André Braga Cabral

Babyboomer dadda sees heroin in kiddo's drawer:
Stoned age never quite the pride of the Stone-Ager.
The X in Gen X a versus for an incomplete contest, of Gen vs what?
The clause to rebellion a band called The Ifs playing for thirteen people.

Ladies under grainy ill-umination of lampposts:
just girls those ladies, just skirts those faces.
Surrounded by the uneventful,
walking on at a pace in which pace is a typo for 'peace,'
you meet up with many 'hey, what's up?'s.
On a shady corner
a 'hey, what's up?' has a bigger idea than Powder Line Outage,
hands you a toy gun, asks you to trust him because that is no joke
and you both draw blueprints of Liquor Store Robbery Masterplan during             
a long stare at the forthcoming criminal virginity loss.

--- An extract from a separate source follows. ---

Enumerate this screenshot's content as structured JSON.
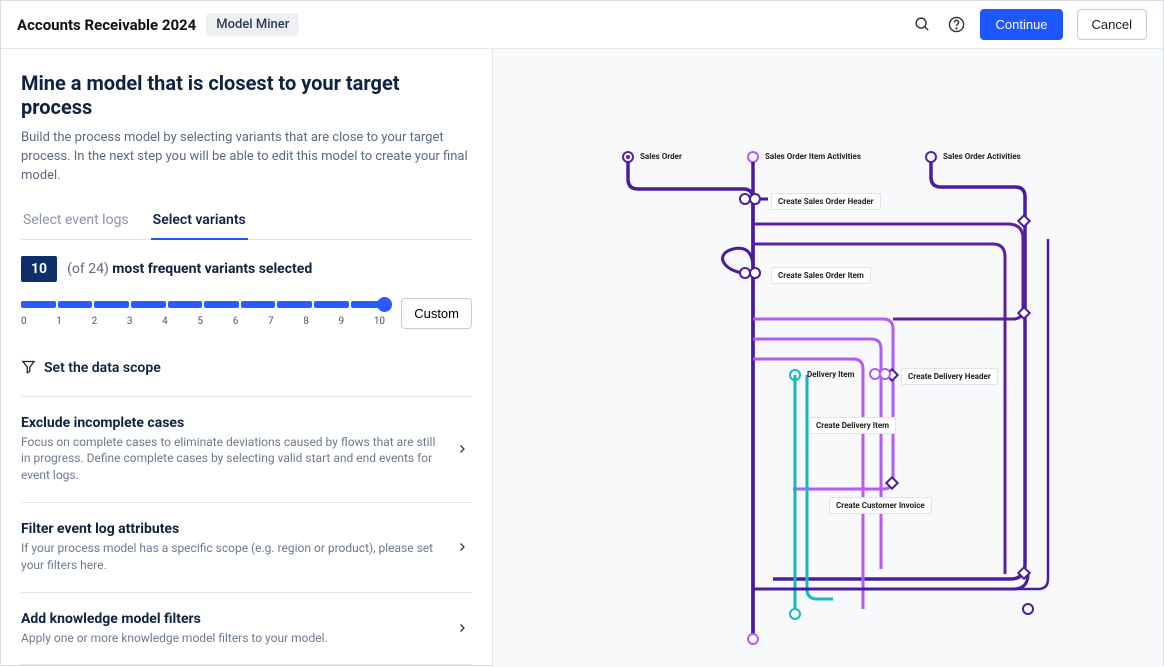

“Smells like teen spirit” is a 1991 song whose expression drew from both angst and the ache for liberation. Its lyrical bawling became a staple modus operandi for the music of its era. It was a mainstream display of what had been boiling in the underground culture for a whole decade of loss and blackness (80’s), plus a depiction of the deviation from political rants / lovey-dovey ballads to a focused introspection, almost a journal page of its generation’s youth.